Don’t Have an Apostrophe Catastrophe!

apostrophe

The apostrophe (‘) is one of the most difficult punctuation marks for native speakers to use correctly. Here is a simple guide to its use. You may also want to check out this punctuation guide, too.

Apostrophes in contractions

‘Can’t’, ‘don’t’, ‘shan’t’, ‘won’t’, and such don’t cause many problems but personal pronouns with be verbs in contraction can be hard. ‘I’m’, ‘they’re’, ‘he’s’ and ‘she’s’ are easy. ‘You’re’, means ‘you are’ but ‘your’ means ‘belonging to you’. However ‘it’s’ means ‘it is’ but ‘its’ means ‘belonging to it’.

Apostrophes with plurals

Never make a plural with an apostrophe. ‘Mother’s’ does not mean ‘more than one mother’ it means ‘belonging to Mother’.

When you want to indicate possession or ownership of something or things by more than one party or thing use an apostrophe after the word.

This is the twins’ computer.

Supporters may only enter the players’ lounge as a guest.

Apostrophes in names

Some names, especially Irish names have apostrophes. The rule is not to put in a space between the apostrophe and the next letter: e.g. ‘David O’Hagan’.

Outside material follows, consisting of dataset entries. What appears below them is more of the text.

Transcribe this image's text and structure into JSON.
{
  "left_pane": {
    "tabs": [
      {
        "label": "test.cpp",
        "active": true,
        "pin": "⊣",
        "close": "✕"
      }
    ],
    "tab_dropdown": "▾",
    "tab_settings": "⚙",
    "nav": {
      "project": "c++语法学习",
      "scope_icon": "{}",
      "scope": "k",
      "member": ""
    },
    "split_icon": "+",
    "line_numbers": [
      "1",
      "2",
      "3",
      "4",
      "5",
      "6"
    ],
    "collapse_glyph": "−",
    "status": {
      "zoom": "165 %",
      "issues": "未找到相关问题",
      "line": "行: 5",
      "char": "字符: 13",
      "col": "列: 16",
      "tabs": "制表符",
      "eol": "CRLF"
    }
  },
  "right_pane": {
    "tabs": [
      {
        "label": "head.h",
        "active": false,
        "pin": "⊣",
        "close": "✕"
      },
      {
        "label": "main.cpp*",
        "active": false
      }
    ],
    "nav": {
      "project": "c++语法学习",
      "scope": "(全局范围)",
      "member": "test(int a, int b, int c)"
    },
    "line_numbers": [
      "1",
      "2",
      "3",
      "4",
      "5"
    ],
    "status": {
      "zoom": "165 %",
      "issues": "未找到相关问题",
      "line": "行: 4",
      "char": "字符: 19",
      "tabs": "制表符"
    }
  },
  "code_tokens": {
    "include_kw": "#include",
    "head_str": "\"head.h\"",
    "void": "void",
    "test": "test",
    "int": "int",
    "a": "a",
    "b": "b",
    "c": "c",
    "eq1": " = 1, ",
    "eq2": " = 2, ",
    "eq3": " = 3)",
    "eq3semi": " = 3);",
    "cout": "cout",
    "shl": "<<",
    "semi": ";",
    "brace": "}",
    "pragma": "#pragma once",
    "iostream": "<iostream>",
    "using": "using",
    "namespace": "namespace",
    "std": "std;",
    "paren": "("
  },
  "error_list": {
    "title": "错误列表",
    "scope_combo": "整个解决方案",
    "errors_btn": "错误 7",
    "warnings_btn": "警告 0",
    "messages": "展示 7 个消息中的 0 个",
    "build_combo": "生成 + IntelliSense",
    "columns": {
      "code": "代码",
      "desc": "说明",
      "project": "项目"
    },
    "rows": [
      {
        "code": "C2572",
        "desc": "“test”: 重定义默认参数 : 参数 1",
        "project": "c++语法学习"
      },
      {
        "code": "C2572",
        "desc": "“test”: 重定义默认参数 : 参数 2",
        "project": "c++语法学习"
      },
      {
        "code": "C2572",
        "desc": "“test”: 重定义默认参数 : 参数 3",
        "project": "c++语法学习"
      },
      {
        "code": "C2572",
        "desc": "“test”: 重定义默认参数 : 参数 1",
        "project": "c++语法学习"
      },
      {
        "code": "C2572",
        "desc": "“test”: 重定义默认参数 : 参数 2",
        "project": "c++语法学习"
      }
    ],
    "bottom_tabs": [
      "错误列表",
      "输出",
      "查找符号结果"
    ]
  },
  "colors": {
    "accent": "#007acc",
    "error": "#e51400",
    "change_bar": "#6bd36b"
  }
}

There is also an entire blog about apostrophe mistakes at apostrophecatastrophes.com